[EXERCISE DIRECTIONS]:
Retrieve every line of the data holding the word "icon".
*** RECORDS PROVIDED Section Begins ***
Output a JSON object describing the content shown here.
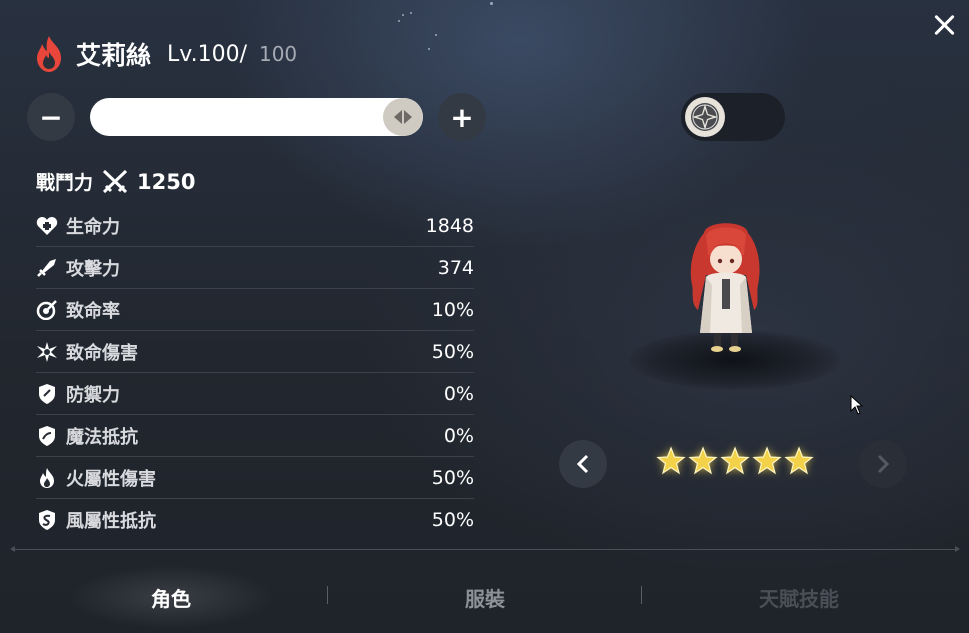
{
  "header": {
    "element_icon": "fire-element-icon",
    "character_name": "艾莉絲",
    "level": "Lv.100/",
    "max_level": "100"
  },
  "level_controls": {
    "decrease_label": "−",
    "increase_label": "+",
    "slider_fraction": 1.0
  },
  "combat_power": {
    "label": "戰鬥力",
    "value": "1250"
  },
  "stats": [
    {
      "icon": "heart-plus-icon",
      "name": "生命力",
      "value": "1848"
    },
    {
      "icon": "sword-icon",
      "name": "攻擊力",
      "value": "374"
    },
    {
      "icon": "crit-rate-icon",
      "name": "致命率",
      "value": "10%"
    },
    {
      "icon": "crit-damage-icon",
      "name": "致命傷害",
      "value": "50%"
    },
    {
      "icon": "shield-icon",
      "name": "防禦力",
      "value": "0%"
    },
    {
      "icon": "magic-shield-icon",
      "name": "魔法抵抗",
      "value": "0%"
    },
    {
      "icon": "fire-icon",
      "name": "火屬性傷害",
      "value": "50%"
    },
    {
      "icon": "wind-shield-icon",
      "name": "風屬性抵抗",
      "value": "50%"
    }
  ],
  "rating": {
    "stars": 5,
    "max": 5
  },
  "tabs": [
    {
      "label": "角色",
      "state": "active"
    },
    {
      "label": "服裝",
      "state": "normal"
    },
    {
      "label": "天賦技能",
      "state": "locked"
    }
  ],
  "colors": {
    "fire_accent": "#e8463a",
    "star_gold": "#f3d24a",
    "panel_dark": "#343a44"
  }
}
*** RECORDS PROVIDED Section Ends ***
[YOUR RESPONSE]:
    "element_icon": "fire-element-icon",
      "icon": "heart-plus-icon",
      "icon": "sword-icon",
      "icon": "crit-rate-icon",
      "icon": "crit-damage-icon",
      "icon": "shield-icon",
      "icon": "magic-shield-icon",
      "icon": "fire-icon",
      "icon": "wind-shield-icon",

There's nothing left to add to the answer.